§ PROBLEM TO WORK ON:
The expected copy holds every entry exactly and none of the pictures.

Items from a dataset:
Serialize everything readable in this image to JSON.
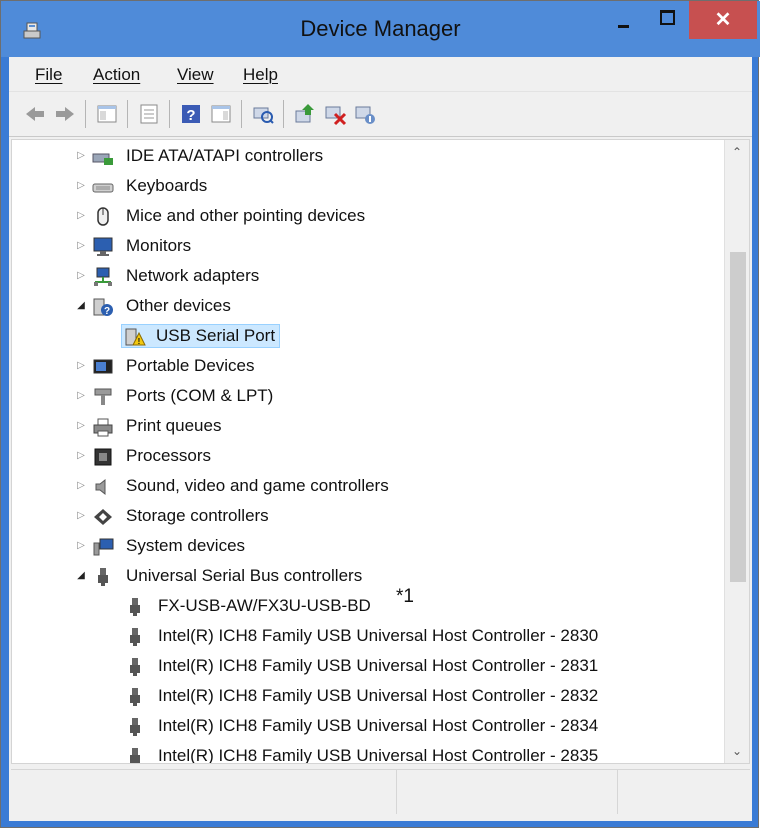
{
  "window": {
    "title": "Device Manager",
    "close_glyph": "✕",
    "colors": {
      "titlebar": "#4f8bd9",
      "close": "#c75050",
      "selection": "#cce8ff"
    }
  },
  "menu": [
    {
      "label": "File"
    },
    {
      "label": "Action"
    },
    {
      "label": "View"
    },
    {
      "label": "Help"
    }
  ],
  "toolbar": [
    {
      "icon": "back-arrow-icon"
    },
    {
      "icon": "forward-arrow-icon"
    },
    {
      "icon": "show-hide-console-tree-icon"
    },
    {
      "icon": "properties-icon"
    },
    {
      "icon": "help-icon"
    },
    {
      "icon": "show-action-pane-icon"
    },
    {
      "icon": "scan-hardware-changes-icon"
    },
    {
      "icon": "update-driver-icon"
    },
    {
      "icon": "uninstall-device-icon"
    },
    {
      "icon": "disable-device-icon"
    }
  ],
  "tree": [
    {
      "label": "IDE ATA/ATAPI controllers",
      "icon": "ide-controller-icon",
      "expanded": false,
      "level": 0
    },
    {
      "label": "Keyboards",
      "icon": "keyboard-icon",
      "expanded": false,
      "level": 0
    },
    {
      "label": "Mice and other pointing devices",
      "icon": "mouse-icon",
      "expanded": false,
      "level": 0
    },
    {
      "label": "Monitors",
      "icon": "monitor-icon",
      "expanded": false,
      "level": 0
    },
    {
      "label": "Network adapters",
      "icon": "network-adapter-icon",
      "expanded": false,
      "level": 0
    },
    {
      "label": "Other devices",
      "icon": "unknown-device-icon",
      "expanded": true,
      "level": 0
    },
    {
      "label": "USB Serial Port",
      "icon": "warning-device-icon",
      "level": 1,
      "selected": true
    },
    {
      "label": "Portable Devices",
      "icon": "portable-device-icon",
      "expanded": false,
      "level": 0
    },
    {
      "label": "Ports (COM & LPT)",
      "icon": "port-icon",
      "expanded": false,
      "level": 0
    },
    {
      "label": "Print queues",
      "icon": "printer-icon",
      "expanded": false,
      "level": 0
    },
    {
      "label": "Processors",
      "icon": "processor-icon",
      "expanded": false,
      "level": 0
    },
    {
      "label": "Sound, video and game controllers",
      "icon": "speaker-icon",
      "expanded": false,
      "level": 0
    },
    {
      "label": "Storage controllers",
      "icon": "storage-controller-icon",
      "expanded": false,
      "level": 0
    },
    {
      "label": "System devices",
      "icon": "system-devices-icon",
      "expanded": false,
      "level": 0
    },
    {
      "label": "Universal Serial Bus controllers",
      "icon": "usb-icon",
      "expanded": true,
      "level": 0
    },
    {
      "label": "FX-USB-AW/FX3U-USB-BD",
      "icon": "usb-icon",
      "level": 1,
      "footnote": "*1"
    },
    {
      "label": "Intel(R) ICH8 Family USB Universal Host Controller - 2830",
      "icon": "usb-icon",
      "level": 1
    },
    {
      "label": "Intel(R) ICH8 Family USB Universal Host Controller - 2831",
      "icon": "usb-icon",
      "level": 1
    },
    {
      "label": "Intel(R) ICH8 Family USB Universal Host Controller - 2832",
      "icon": "usb-icon",
      "level": 1
    },
    {
      "label": "Intel(R) ICH8 Family USB Universal Host Controller - 2834",
      "icon": "usb-icon",
      "level": 1
    },
    {
      "label": "Intel(R) ICH8 Family USB Universal Host Controller - 2835",
      "icon": "usb-icon",
      "level": 1
    }
  ],
  "scrollbar": {
    "up_glyph": "⌃",
    "down_glyph": "⌄"
  }
}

§ OUTPUT FOR THIS TASK:
Serialize everything readable in this image to JSON.
{
  "window": {
    "title": "Device Manager",
    "close_glyph": "✕",
    "colors": {
      "titlebar": "#4f8bd9",
      "close": "#c75050",
      "selection": "#cce8ff"
    }
  },
  "menu": [
    {
      "label": "File"
    },
    {
      "label": "Action"
    },
    {
      "label": "View"
    },
    {
      "label": "Help"
    }
  ],
  "toolbar": [
    {
      "icon": "back-arrow-icon"
    },
    {
      "icon": "forward-arrow-icon"
    },
    {
      "icon": "show-hide-console-tree-icon"
    },
    {
      "icon": "properties-icon"
    },
    {
      "icon": "help-icon"
    },
    {
      "icon": "show-action-pane-icon"
    },
    {
      "icon": "scan-hardware-changes-icon"
    },
    {
      "icon": "update-driver-icon"
    },
    {
      "icon": "uninstall-device-icon"
    },
    {
      "icon": "disable-device-icon"
    }
  ],
  "tree": [
    {
      "label": "IDE ATA/ATAPI controllers",
      "icon": "ide-controller-icon",
      "expanded": false,
      "level": 0
    },
    {
      "label": "Keyboards",
      "icon": "keyboard-icon",
      "expanded": false,
      "level": 0
    },
    {
      "label": "Mice and other pointing devices",
      "icon": "mouse-icon",
      "expanded": false,
      "level": 0
    },
    {
      "label": "Monitors",
      "icon": "monitor-icon",
      "expanded": false,
      "level": 0
    },
    {
      "label": "Network adapters",
      "icon": "network-adapter-icon",
      "expanded": false,
      "level": 0
    },
    {
      "label": "Other devices",
      "icon": "unknown-device-icon",
      "expanded": true,
      "level": 0
    },
    {
      "label": "USB Serial Port",
      "icon": "warning-device-icon",
      "level": 1,
      "selected": true
    },
    {
      "label": "Portable Devices",
      "icon": "portable-device-icon",
      "expanded": false,
      "level": 0
    },
    {
      "label": "Ports (COM & LPT)",
      "icon": "port-icon",
      "expanded": false,
      "level": 0
    },
    {
      "label": "Print queues",
      "icon": "printer-icon",
      "expanded": false,
      "level": 0
    },
    {
      "label": "Processors",
      "icon": "processor-icon",
      "expanded": false,
      "level": 0
    },
    {
      "label": "Sound, video and game controllers",
      "icon": "speaker-icon",
      "expanded": false,
      "level": 0
    },
    {
      "label": "Storage controllers",
      "icon": "storage-controller-icon",
      "expanded": false,
      "level": 0
    },
    {
      "label": "System devices",
      "icon": "system-devices-icon",
      "expanded": false,
      "level": 0
    },
    {
      "label": "Universal Serial Bus controllers",
      "icon": "usb-icon",
      "expanded": true,
      "level": 0
    },
    {
      "label": "FX-USB-AW/FX3U-USB-BD",
      "icon": "usb-icon",
      "level": 1,
      "footnote": "*1"
    },
    {
      "label": "Intel(R) ICH8 Family USB Universal Host Controller - 2830",
      "icon": "usb-icon",
      "level": 1
    },
    {
      "label": "Intel(R) ICH8 Family USB Universal Host Controller - 2831",
      "icon": "usb-icon",
      "level": 1
    },
    {
      "label": "Intel(R) ICH8 Family USB Universal Host Controller - 2832",
      "icon": "usb-icon",
      "level": 1
    },
    {
      "label": "Intel(R) ICH8 Family USB Universal Host Controller - 2834",
      "icon": "usb-icon",
      "level": 1
    },
    {
      "label": "Intel(R) ICH8 Family USB Universal Host Controller - 2835",
      "icon": "usb-icon",
      "level": 1
    }
  ],
  "scrollbar": {
    "up_glyph": "⌃",
    "down_glyph": "⌄"
  }
}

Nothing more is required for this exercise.